Christine Turner had been working at a Detroit restaurant for ten days before she was let go over a dispute over two words, “light skin.”
According to the Detroit News, Turner was working at Green Dot when she used the term to a Black co-worker. A white employee decided to join the discussion and used the term to refer to herself.
Apparently, there was an argument between the two female employees over the rights of the term. Turner argued that the terminology is used among the Black community.
“I just laughed it off and didn’t think anything else because I, myself, am light skin,” said Turner.
But Turner found out the next day that she was fired for discrimination by a manager at the eatery. The white employee complained to management about their argument.
“He said, ‘Can’t you see how a white person would be offended?’ and I looked at him dead in his face and said, ‘No,’ ” said Turner, referring to her manager.

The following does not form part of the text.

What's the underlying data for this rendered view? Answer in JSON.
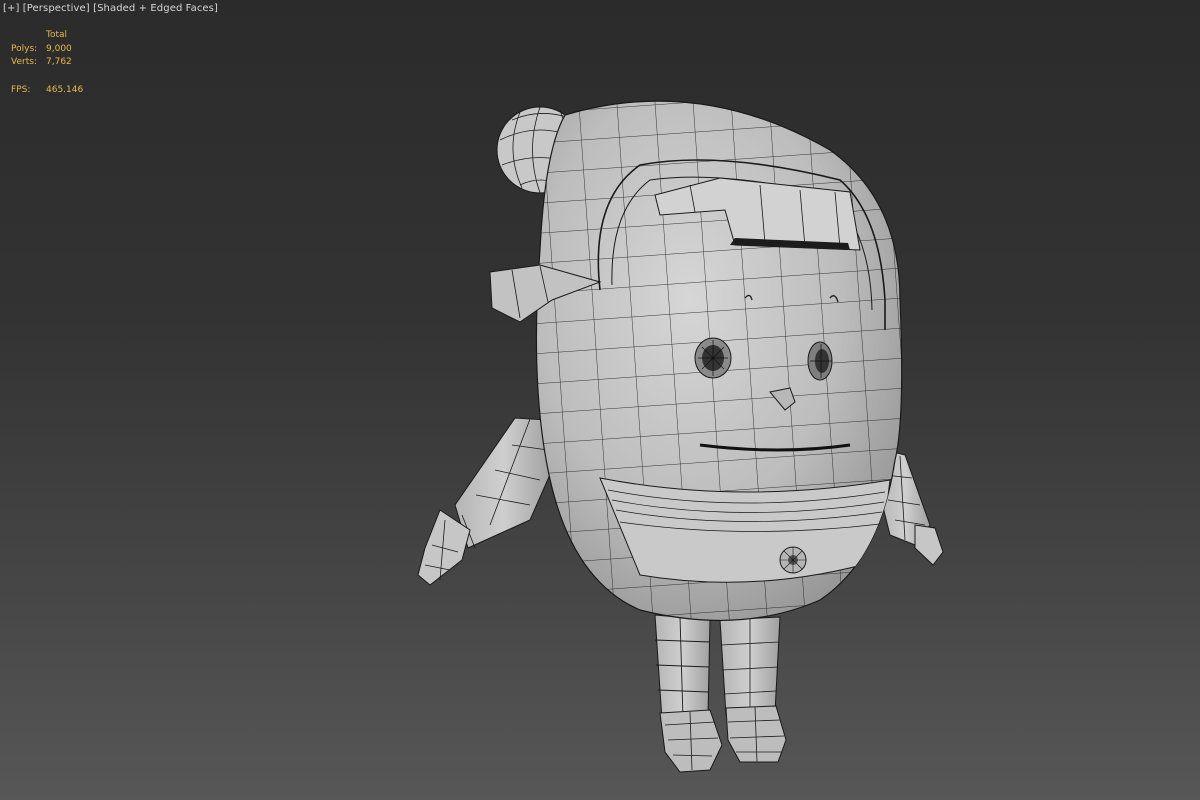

Luckily Turner had a second job, and the owner there persuaded her to protest against the firing, calling it unfair.
“When you’re Black, you try not to unintentionally pull the race card,” she said.
Detroit Solidarity Movement and By Any Means Necessary, two local activist groups, assisted Turner in organizing a demonstration outside her former workplace.

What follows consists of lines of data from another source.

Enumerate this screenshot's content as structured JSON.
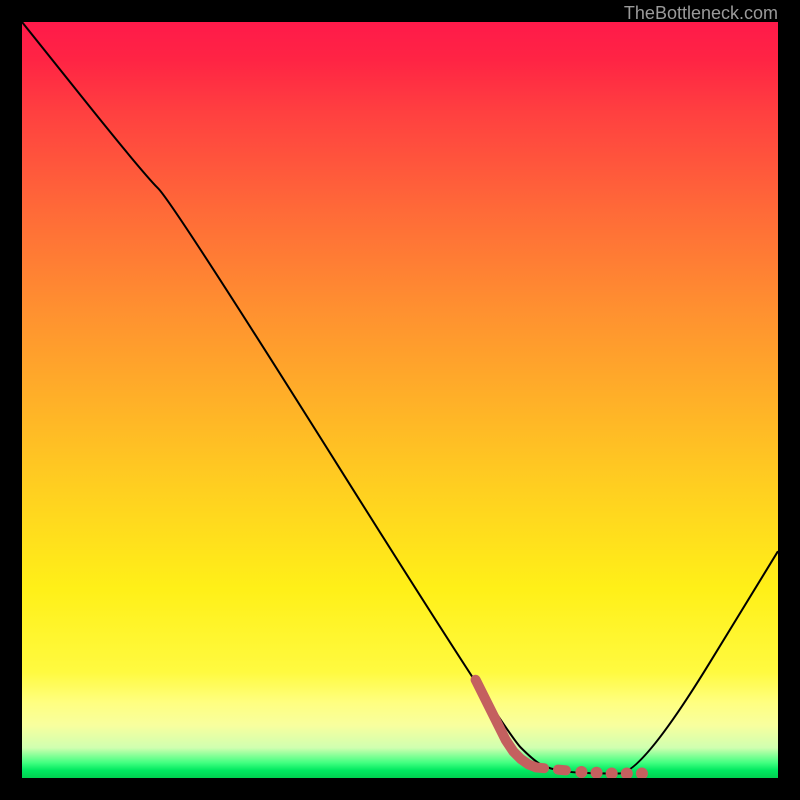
{
  "attribution": "TheBottleneck.com",
  "colors": {
    "curve_black": "#000000",
    "curve_accent": "#c4605f"
  },
  "chart_data": {
    "type": "line",
    "title": "",
    "xlabel": "",
    "ylabel": "",
    "xlim": [
      0,
      100
    ],
    "ylim": [
      0,
      100
    ],
    "series": [
      {
        "name": "bottleneck-curve",
        "color": "#000000",
        "stroke_width": 2,
        "x": [
          0,
          16,
          20,
          64,
          68,
          70,
          72,
          76,
          82,
          100
        ],
        "y": [
          100,
          80,
          76,
          6,
          2,
          1.2,
          0.8,
          0.6,
          0.6,
          30
        ]
      },
      {
        "name": "highlight-segment",
        "color": "#c4605f",
        "style": "thick-dotted",
        "x": [
          60,
          63,
          64,
          65,
          66,
          67,
          68,
          70,
          72,
          74,
          76,
          78,
          80,
          82
        ],
        "y": [
          13,
          7,
          5,
          3.5,
          2.5,
          1.8,
          1.4,
          1.2,
          1.0,
          0.8,
          0.7,
          0.6,
          0.6,
          0.6
        ]
      }
    ]
  }
}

The eatery reached out to Turner to have a meeting but refused to let her attorney attend; she declined their offer.
Colleen Robar, a spokeswoman for Green Dot Stables, said in a statement emailed to The News: “We value our employees and their privacy. Our policy is not to share information about our personnel.” Racial jokes are a violation of the restaurant’s policies, which is outlined in its handbook.

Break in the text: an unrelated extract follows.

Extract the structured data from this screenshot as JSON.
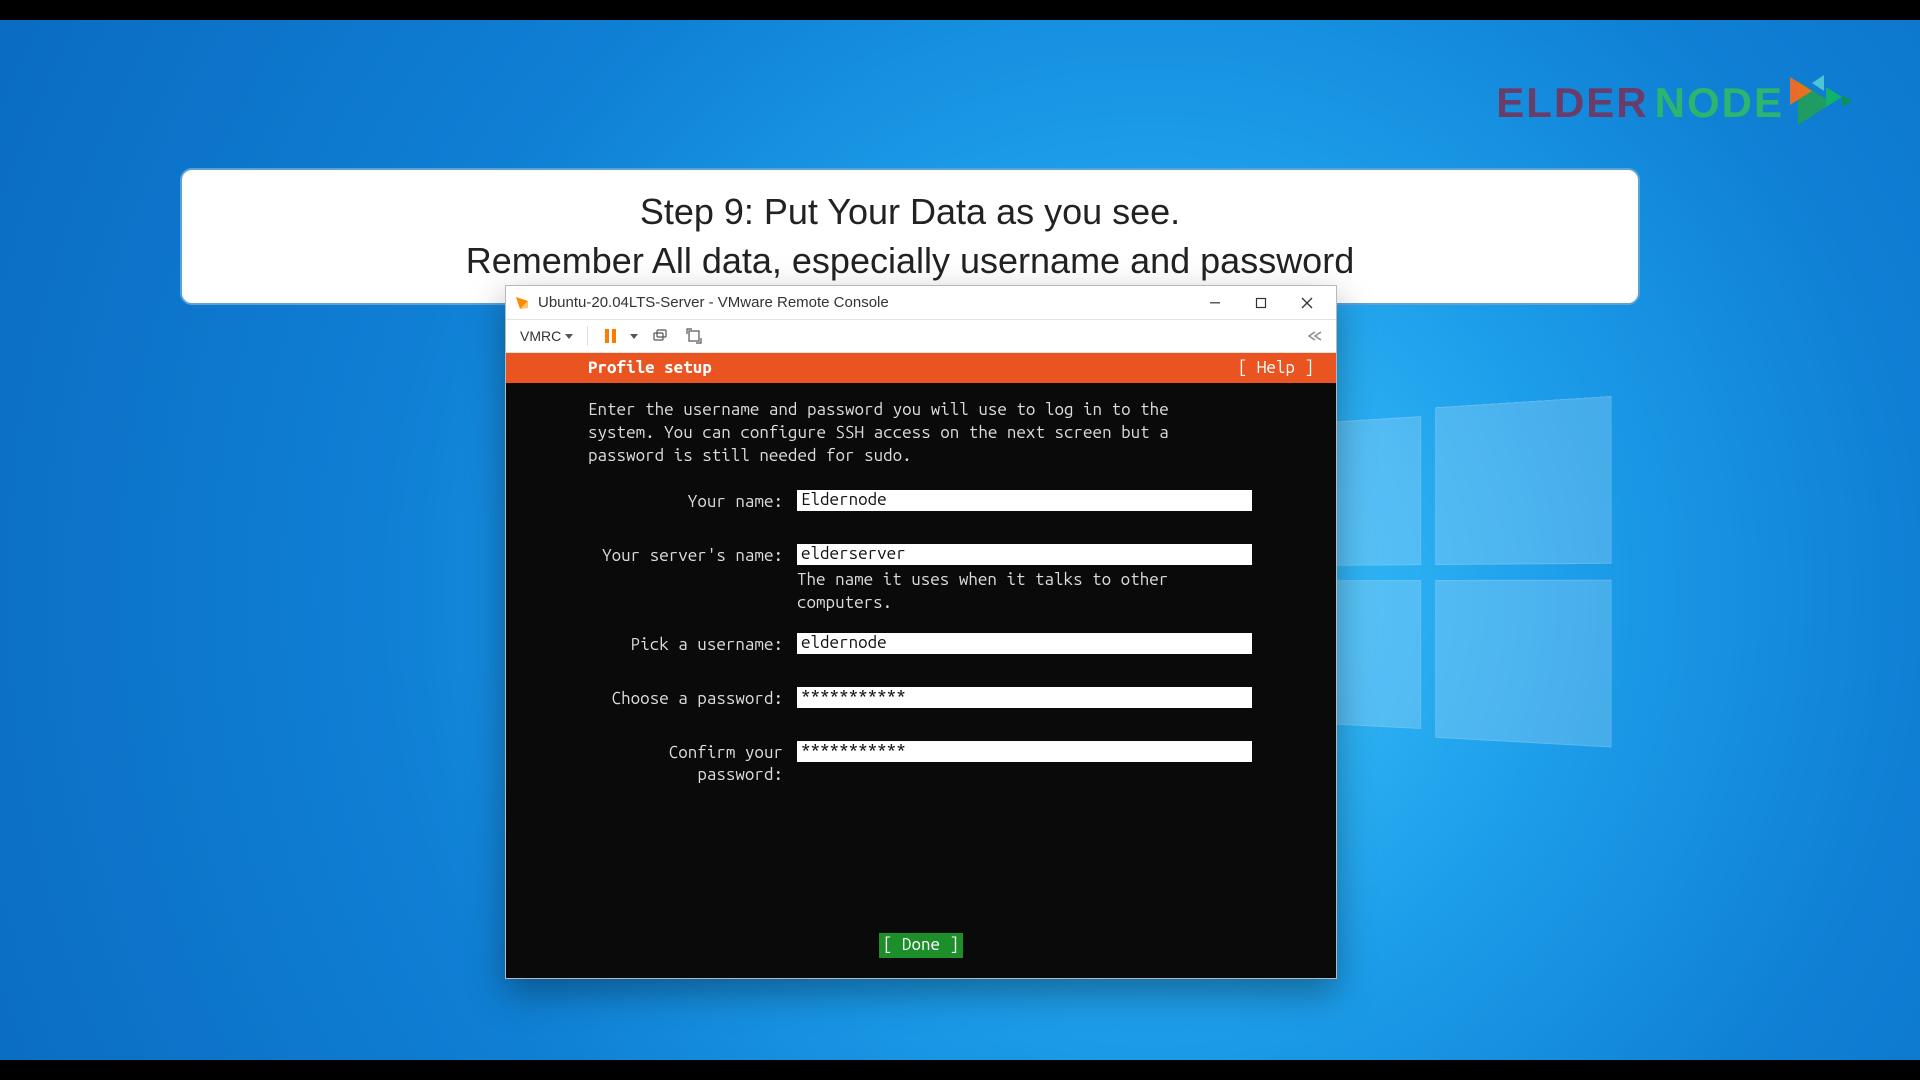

The former employee wants an apology, not her job back.
“To take a policy that was out in place to protect minorities and people of color and use it against a person of color because a white person was offended is a perfect example of white supremacy,” Turner told local station WDIV.